Community Education

2019/2020 Grant Recipients Overview

The Community Education Program provides grants to support sustainable programs for Australians under the age of 25, promoting ongoing education, skill training and programs making a significant difference to the lives of the participants. Ansvar has awarded over $250,000 to ten worthy Australian non-profit organisations. The money goes to organisations that provide education, skills training and other programs helping vulnerable youth.

Batyr: batyr@school

The program works with school partners over a school year period embedding mental health education into school wellbeing initiatives. The grant will help batyr fund mental health awareness programs to help young people understand mental health and wellbeing, decrease stigma around having conversation about mental illness and difficult times.

Puuya Foundation: Empowered Women and Girls

The grant will fund the design and implementation of a highly interactive education and personal development workshops for aboriginal young women and girls in the Lockhart River Community. These women and girls come from families where many struggle with generations of trauma and poverty, cultural and country dislocation, substance abuse and mental illness, domestic violence and isolation. The workshops and education session will include a variety of activities such as empowerment, self-awareness, life skills workshops, positive partner relationships, life coaching support for study and vision and goal setting.

Huntington’s NSW ACT: Huntington’s Youth Connection

Huntington’s disease is a genetically inherited progressive and highly disabling neurological disease that is present at birth but symptoms usually start between the ages of 35 and 50. A child whose parent has Huntington’s disease is likely to experience a range of challenges including: becoming a young carer; loss of emotional, economic and social support from their parents; the possible early death of a parent; and the constant worry that they may have inherited the gene and will develop the illness when they are older.

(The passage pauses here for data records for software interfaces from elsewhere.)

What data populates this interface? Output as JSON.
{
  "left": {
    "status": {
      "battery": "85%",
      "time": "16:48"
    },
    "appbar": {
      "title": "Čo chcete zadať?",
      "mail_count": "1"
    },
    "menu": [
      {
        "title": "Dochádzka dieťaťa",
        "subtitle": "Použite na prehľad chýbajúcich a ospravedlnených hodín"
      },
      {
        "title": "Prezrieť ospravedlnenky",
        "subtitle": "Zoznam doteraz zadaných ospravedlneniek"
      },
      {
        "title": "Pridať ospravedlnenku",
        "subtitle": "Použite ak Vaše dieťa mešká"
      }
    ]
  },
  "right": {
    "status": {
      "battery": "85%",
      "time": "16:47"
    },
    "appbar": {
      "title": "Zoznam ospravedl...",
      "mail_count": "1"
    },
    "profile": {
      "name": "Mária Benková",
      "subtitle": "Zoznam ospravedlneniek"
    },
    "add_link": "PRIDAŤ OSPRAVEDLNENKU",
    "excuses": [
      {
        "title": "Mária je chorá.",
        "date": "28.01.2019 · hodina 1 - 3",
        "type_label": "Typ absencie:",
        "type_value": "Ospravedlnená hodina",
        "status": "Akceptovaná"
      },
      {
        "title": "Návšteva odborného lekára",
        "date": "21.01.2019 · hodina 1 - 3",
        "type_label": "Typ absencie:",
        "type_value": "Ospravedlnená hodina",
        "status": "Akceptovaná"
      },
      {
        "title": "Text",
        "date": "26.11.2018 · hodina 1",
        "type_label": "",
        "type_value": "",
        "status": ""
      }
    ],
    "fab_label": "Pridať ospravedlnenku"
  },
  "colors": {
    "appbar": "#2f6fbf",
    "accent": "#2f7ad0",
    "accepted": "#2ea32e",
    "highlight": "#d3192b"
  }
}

The Youth Connection Program includes a range of services provided by a social worker, such as Huntington’s targeted counselling, education and group support to assist these young people and ultimately improve their quality of life.

Support Kids in Pain: SKiP Pain Education

SKiP is Australia’s first organisation to offer a free community-based pain management service to children with chronic pain. The program is based on a multidisciplinary models of care and combines individual therapy sessions with group education. The participants will be required to be referred by an accredited health profession and undergo a full clinical and psychological assessment – which forms the basis of the long-term care plan. The participants will also learn a variety of techniques for managing their pain, including understanding pain physiology, relaxation, healthy sleep, coping with emotions and returning to meaningful activities.

QLD Police Citizens Youth Welfare Association – PCYC Townsville: Indigenous Youth Marine Licencing

The grant will support Indigenous youth through obtaining their marine licence which could provide employment, gain support from Marine Parks as well as making better use of their Indigenous knowledge and experience. The expected impact is that the program aims to improve access to employment, education, health social and cultural activities. The program will also re-establish the cultural links with the coast and sea which are vital to Indigenous youths. Participants will also experience a sense of achievement and increase of self-esteem and self-worth.

Books in Homes Australia: The Rotary DG Family Project – Books for Kids

The grant will fund the purchase of books for primary school aged children to receive 2 new books for them to keep. This program will be impacted in South Eastern and Yarra Ranges suburbs of Victoria, covering 30 Government Primary Schools which are considered by the Government to be educationally disadvantaged. Children living in families in which owning a book is not the “norm” will increase the child’s capacity for learning and improving themselves which helps to reduce inequalities and empowers them to live more healthy and sustainable lives.

We Care Community Services: School’s Empowerment and Education

This program is targeted at teenagers who are disengaged and/or disconnected due to a variety of reasons such as their background, lack of resources, newly arrived migrants/refugees and financial hardships. The program is offered to year 7-9 students during lunchtime once a week to participate in games, engage with We Care Community leaders and learn about mental health, attitudes, confidence and resilience. Their social interactions is always promoting a positive lifestyle, which encourages students to make good decisions in their life.

Grandparents for Grandchildren SA: Supplementary Educations and Sports Fund

The program is focused on assisting as many at risk and/or traumatised children across the State including Aboriginal and Culturally and Linguistically Diverse (CALD) children who have been removed from fractured and abusive family environments to be cared for their Grandparents or other Kin. The program will provide essential education-related items such as; iPads, school uniforms, sport uniforms and equipment, and school-endorsed excursions.